- Mehrdad Hosseinian – Paul Kenny – Open Pairs
- Ilka Simon – Paul Kenny – Mixed Pairs
- Ilka Simon – Anna Merlo – Women’s Pairs
- Rick LeBau – Juliana Korver – Challenger Pairs
- Naïm Megassabi – Steffen Verstichel – Battle
- Florian Hess – Alex Leist – Christian Lamred – CoOp
Battle coming soon
Open Pairs is determined by Hat draw. The pools and teams are a surprise so won’t be available until after they play. These are the players who will be randomly paired up:
Are you feeling sad because Frisbeer is over? Console yourself by watching Jam Canaria live! Mystiq will be onsite at Jam Canaria bringing you the action. Mystiq, we owe you a big thanks!
Jam Canaria is taking place on the beach on the island of Gran Canaria. This is the first Freestyle event to take place in Spain. Being hosted the weekend after Frisbeer, Jam Canaria has attracted many of the same top players. With Jam Canaria being on the beach, it will demand a different skill set from the indoor venue of Frisbeer. The wind will be a factor. Click here to tune in and find out how the competitors adjust and to see some heinous beach freestyle.

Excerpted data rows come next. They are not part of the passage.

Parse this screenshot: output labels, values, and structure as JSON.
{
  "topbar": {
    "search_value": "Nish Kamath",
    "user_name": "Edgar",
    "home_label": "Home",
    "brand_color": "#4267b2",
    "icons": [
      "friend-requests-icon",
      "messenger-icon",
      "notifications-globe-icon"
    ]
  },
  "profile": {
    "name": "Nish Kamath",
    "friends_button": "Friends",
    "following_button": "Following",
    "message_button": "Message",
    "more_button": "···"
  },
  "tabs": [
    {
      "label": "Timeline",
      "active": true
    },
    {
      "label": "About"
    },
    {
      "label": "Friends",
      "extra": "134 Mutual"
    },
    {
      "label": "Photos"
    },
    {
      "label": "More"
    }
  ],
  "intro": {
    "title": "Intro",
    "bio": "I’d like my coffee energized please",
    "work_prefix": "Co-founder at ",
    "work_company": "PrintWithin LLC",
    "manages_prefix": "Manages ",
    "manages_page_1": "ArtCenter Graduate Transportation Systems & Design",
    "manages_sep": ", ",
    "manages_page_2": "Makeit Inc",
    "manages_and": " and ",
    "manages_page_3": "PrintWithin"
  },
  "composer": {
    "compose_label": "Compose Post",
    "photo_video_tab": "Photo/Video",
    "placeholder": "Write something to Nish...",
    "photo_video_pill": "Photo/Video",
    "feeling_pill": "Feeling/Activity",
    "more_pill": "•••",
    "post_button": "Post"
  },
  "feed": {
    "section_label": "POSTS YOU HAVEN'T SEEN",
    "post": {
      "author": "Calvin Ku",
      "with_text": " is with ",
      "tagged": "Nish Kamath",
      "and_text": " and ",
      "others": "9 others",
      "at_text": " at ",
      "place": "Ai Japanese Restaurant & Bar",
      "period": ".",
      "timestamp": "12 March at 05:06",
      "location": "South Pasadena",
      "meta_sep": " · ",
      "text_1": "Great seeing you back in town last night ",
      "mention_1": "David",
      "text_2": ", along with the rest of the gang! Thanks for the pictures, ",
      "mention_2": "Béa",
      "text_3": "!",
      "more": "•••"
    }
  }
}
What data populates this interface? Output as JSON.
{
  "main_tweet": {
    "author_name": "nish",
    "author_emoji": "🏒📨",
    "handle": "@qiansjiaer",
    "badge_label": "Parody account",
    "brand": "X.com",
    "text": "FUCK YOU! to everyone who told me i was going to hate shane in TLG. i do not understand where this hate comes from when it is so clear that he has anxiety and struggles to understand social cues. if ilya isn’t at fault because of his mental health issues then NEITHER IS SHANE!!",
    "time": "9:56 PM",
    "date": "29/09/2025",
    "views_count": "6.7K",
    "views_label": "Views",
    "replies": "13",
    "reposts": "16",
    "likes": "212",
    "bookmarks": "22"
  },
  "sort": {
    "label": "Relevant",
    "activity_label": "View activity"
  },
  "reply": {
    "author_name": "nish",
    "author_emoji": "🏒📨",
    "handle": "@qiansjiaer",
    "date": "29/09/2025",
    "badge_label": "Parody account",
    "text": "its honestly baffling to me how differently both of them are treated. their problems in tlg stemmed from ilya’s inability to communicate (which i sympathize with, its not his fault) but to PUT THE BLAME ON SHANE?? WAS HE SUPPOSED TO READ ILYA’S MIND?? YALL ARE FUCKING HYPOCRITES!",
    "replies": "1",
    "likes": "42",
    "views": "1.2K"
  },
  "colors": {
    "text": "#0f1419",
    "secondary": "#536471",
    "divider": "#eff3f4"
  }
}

May 11 @ 16:15 UTC + 0 – Open Pairs Semi
May 12 @ 17:00 UTC + 0 – Open Pairs Finals